BEGIN
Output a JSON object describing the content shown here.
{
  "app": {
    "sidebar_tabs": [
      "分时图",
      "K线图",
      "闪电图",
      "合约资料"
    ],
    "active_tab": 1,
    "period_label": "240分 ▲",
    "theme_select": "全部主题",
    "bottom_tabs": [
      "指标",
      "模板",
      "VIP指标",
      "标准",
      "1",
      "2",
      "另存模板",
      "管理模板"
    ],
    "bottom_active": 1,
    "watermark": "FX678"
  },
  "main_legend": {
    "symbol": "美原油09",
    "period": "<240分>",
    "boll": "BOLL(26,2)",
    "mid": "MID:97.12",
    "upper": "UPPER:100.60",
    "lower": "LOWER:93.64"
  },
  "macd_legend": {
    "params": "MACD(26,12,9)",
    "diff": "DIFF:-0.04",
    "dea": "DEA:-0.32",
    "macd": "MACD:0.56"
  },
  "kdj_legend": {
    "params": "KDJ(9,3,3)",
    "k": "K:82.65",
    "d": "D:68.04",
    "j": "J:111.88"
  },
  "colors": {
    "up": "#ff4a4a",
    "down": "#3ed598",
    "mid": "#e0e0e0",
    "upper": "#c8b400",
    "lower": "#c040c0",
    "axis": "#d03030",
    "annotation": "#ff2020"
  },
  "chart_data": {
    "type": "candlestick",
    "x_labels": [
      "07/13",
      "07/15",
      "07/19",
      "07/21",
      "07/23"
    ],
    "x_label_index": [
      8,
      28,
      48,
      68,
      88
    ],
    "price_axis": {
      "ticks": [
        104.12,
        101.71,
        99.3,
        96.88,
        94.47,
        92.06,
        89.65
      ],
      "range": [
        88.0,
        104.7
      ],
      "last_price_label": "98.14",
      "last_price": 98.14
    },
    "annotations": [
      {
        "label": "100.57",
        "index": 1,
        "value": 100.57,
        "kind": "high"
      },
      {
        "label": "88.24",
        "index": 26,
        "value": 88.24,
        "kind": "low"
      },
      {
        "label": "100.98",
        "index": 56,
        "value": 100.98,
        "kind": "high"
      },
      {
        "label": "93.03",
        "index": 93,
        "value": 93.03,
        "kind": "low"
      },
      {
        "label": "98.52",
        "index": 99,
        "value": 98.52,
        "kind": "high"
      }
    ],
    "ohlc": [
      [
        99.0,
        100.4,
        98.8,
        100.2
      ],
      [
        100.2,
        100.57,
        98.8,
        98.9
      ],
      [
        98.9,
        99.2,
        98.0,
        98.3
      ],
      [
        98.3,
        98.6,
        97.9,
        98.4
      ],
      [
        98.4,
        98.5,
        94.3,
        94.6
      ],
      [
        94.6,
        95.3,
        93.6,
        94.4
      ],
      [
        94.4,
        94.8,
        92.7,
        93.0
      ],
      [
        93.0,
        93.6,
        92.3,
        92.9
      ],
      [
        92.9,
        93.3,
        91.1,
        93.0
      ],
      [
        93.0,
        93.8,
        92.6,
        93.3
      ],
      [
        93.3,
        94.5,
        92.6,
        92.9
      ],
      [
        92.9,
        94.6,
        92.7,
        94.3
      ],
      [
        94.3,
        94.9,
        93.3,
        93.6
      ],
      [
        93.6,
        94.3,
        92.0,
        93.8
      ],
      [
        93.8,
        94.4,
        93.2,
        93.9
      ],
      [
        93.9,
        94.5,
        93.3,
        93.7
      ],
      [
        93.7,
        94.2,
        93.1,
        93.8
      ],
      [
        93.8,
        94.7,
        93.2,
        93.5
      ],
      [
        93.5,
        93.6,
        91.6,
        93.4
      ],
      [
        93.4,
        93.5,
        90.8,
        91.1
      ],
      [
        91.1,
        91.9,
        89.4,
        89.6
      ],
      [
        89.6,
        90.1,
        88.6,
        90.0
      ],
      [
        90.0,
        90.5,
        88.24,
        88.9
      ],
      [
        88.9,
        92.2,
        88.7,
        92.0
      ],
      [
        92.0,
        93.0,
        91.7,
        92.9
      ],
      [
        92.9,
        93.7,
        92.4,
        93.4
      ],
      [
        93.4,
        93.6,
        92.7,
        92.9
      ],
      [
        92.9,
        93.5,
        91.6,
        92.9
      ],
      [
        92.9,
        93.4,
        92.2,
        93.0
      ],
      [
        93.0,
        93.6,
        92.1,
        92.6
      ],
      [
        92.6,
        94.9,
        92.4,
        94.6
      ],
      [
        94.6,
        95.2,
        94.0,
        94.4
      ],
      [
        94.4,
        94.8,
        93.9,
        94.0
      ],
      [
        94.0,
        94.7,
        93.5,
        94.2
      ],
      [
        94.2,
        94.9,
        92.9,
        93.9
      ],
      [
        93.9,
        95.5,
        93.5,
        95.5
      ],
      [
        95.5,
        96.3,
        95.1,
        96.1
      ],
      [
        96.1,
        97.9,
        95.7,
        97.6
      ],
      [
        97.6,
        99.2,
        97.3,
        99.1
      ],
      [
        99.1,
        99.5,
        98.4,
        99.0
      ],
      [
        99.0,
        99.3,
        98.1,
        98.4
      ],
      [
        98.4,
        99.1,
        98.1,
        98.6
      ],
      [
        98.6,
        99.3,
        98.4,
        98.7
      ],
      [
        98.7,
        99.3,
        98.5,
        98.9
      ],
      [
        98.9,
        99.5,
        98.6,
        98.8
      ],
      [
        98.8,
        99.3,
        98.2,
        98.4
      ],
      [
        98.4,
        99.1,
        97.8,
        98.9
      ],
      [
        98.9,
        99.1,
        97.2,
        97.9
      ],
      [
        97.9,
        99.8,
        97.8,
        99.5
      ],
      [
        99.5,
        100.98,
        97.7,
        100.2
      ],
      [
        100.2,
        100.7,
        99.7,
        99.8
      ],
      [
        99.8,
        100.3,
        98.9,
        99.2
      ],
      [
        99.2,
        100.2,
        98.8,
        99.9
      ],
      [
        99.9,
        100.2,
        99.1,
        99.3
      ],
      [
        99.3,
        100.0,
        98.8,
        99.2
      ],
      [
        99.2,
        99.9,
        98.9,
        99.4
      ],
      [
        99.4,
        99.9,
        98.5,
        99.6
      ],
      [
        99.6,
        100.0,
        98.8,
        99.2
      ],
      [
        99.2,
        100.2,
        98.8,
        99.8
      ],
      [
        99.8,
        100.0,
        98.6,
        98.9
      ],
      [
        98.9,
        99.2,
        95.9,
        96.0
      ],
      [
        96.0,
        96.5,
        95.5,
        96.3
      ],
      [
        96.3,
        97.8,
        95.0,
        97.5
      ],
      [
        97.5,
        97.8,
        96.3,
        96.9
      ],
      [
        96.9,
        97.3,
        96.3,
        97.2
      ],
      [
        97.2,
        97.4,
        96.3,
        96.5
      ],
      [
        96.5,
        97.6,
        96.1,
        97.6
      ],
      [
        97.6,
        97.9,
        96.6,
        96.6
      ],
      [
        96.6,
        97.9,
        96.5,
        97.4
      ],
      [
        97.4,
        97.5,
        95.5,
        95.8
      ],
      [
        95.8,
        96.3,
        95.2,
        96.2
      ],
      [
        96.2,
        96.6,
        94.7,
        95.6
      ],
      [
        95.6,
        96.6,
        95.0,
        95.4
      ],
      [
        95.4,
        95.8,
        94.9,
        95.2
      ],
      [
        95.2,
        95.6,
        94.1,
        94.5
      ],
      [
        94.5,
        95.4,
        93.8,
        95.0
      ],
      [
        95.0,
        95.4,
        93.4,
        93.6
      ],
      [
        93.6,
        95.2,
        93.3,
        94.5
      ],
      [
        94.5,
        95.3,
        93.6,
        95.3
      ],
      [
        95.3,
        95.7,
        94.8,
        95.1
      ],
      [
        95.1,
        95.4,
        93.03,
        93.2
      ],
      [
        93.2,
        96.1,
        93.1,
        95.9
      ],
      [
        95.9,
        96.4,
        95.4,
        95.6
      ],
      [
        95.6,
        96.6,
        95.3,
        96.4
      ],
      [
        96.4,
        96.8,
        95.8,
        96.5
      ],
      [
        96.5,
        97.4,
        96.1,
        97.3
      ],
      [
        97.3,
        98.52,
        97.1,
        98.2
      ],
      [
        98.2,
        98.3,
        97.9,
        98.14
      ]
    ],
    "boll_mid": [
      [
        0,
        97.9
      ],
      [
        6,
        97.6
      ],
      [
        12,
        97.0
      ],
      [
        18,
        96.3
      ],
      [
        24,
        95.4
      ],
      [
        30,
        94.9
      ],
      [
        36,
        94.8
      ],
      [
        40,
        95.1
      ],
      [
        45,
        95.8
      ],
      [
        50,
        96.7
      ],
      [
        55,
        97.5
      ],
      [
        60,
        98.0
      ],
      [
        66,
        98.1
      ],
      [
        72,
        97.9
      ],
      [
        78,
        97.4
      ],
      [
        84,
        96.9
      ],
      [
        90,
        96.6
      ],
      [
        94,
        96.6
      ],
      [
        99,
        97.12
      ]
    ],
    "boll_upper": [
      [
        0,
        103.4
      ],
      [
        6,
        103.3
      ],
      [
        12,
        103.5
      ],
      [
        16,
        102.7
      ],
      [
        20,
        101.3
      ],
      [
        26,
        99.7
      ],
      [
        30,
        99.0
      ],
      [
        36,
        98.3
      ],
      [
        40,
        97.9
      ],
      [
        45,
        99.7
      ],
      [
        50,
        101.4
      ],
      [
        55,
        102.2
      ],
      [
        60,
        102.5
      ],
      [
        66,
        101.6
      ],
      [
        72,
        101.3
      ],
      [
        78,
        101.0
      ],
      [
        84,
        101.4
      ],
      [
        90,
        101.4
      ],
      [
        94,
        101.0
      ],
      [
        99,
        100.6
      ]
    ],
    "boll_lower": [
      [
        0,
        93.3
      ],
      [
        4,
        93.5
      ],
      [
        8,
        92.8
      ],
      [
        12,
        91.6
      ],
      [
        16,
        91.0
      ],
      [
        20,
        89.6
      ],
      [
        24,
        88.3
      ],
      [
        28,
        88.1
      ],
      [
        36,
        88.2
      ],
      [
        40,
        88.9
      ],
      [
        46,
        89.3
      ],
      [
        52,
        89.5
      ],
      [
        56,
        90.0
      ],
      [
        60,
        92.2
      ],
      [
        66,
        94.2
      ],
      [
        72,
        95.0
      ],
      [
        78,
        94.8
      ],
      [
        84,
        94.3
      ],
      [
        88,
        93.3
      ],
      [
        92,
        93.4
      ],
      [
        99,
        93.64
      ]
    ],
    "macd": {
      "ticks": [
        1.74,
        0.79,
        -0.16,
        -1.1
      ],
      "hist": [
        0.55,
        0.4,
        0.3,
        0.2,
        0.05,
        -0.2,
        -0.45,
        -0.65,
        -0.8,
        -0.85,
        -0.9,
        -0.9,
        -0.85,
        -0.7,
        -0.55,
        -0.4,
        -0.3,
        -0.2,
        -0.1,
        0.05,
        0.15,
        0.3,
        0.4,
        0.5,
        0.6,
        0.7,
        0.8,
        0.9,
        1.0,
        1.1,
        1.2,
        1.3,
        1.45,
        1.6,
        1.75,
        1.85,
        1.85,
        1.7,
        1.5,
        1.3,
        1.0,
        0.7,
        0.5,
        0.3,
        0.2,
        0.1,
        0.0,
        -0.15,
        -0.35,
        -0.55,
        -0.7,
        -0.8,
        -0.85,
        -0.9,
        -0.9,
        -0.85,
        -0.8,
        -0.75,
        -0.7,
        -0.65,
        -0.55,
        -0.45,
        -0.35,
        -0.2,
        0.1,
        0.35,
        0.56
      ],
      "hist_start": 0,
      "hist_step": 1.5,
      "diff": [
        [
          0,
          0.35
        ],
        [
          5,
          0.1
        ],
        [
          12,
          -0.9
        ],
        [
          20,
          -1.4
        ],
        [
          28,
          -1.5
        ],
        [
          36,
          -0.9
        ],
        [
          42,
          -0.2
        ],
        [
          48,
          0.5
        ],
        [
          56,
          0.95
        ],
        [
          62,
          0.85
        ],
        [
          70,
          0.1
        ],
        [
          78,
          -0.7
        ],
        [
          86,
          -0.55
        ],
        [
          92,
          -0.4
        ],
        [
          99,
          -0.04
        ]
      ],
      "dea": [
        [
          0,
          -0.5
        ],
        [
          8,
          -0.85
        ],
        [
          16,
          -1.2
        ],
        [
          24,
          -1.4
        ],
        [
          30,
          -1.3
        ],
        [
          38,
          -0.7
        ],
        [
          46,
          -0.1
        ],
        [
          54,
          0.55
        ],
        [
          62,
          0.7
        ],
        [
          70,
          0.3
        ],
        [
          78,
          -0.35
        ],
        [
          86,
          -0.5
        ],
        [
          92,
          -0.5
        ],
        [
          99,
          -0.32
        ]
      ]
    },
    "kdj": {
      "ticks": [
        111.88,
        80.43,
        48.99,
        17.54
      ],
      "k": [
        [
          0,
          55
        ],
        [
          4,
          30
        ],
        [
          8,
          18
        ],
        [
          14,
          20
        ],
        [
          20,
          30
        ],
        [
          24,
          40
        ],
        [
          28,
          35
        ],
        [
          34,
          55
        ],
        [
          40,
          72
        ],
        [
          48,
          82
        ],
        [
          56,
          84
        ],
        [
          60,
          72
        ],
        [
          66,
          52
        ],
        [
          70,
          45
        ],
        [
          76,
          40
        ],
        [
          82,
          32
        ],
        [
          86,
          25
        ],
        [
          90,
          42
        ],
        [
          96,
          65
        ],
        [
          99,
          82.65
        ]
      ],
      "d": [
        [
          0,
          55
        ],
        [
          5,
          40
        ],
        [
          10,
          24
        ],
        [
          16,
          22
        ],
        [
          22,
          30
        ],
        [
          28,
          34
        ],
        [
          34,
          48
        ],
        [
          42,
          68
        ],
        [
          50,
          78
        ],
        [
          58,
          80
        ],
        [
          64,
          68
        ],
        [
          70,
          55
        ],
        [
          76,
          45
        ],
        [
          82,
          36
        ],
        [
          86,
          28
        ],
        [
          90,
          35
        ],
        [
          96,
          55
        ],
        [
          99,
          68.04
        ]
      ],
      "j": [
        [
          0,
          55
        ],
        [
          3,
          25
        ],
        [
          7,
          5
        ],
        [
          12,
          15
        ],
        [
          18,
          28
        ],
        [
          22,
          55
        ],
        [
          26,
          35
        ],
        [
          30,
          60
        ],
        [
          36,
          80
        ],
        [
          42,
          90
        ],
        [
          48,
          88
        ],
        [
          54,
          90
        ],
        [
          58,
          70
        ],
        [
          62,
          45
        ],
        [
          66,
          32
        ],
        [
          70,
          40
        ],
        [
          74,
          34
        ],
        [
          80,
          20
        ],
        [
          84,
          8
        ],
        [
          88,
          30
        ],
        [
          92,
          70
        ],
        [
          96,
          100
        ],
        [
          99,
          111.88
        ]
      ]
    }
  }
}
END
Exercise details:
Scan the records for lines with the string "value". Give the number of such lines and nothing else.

Result of the task:
5